Magnolia Grove, an excellent example of temple-style Greek Revival architecture, was built around 1840 as a town house by Isaac and Sarah Croom. In 1879, the house was purchased by Sallie Pearson Hobson, a niece of Mrs. Croom. The Hobson family deeded Magnolia Grove to the state of Alabama to serve as a memorial to Richmond Pearson Hobson, a naval hero during the Spanish-American War.
The Greensboro Opera House was built in 1903 on the site of an earlier opera house. Constructed as a two story building with a mezzanine, retail stores were on the ground floor with the theater and offices on the second. It gradually declined as a performing arts center and, suffering the effects of the depression, closed permanently on the eve of World War II. For more than half a century the theater sat deserted until 2003, when a non profit purchased the Opera House and began returning it to a multi-purpose cultural center.
One of Greensboro’s exciting new redevelopment projects is being led by Project Horseshoe Farm at the old Greensboro Hotel. The "Flemish bond" brickwork indicates a construction date possibly as early as 1830. This mid-19th century structure was originally two stories with wrap-around balconies. A third story was added circa 1890.
This building dates back to the 1870s and served in the late 1800s as a law office for former Alabama governor, Thomas Seay. The central portion of the building retains the original layout of the offices, original doors, and “wavy” glass windows. Additions to the building maintain the original style

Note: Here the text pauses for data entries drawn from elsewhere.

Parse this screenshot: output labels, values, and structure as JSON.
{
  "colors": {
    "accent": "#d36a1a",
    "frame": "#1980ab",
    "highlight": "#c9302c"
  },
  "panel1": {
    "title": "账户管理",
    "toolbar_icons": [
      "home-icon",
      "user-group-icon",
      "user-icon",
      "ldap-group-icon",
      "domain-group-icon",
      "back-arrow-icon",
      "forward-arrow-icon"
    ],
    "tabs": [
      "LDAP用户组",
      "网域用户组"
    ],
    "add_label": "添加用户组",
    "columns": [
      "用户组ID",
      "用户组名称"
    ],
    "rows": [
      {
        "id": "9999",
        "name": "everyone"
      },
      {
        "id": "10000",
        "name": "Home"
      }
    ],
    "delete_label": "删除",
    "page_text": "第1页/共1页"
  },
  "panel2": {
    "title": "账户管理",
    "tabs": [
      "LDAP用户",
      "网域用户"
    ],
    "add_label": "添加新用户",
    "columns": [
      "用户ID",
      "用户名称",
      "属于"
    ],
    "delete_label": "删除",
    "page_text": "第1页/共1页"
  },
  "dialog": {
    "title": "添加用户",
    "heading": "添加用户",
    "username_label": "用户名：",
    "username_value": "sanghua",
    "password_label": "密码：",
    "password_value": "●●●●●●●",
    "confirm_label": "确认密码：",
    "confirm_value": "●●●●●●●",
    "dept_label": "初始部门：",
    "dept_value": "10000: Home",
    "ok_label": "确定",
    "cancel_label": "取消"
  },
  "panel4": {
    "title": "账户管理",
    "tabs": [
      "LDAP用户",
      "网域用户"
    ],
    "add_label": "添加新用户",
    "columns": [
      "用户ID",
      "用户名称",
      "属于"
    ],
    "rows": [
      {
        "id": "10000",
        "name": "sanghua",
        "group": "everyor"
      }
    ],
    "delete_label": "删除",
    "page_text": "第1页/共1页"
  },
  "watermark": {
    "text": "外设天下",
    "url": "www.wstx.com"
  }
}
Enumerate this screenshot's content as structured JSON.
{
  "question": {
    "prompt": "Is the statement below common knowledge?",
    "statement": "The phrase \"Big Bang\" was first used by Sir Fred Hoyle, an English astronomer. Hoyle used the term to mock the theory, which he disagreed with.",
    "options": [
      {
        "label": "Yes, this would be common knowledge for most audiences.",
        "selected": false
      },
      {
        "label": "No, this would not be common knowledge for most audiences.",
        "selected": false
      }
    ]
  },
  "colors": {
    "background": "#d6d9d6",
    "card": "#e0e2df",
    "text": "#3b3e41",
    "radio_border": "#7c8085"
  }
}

The Noel-Ramsey home (also referred to as the Old French House) is reputedly the oldest home in Greensboro. Constructed between 1819-21 by Thomas and Anne Hurtel Noel, it is the only surviving residence built by French settlers that came to west Alabama to establish a Vine and Olive Colony.
This part of town once served as the commercial and transportation hub of Greensboro to service the railroad spur built around 1860. After sitting empty for decades, this grand ca. 1870 warehouse is now open as an antique and architectural salvage store.
Greensboro has an abundance of ante-bellum and Victorian private homes to enjoy as you drive-by on your way to the next tour stop. Details will be included with your ticket.
Copyright © 2023 Greensboro Alabama Area Business and Tourism Association - All Rights Reserved.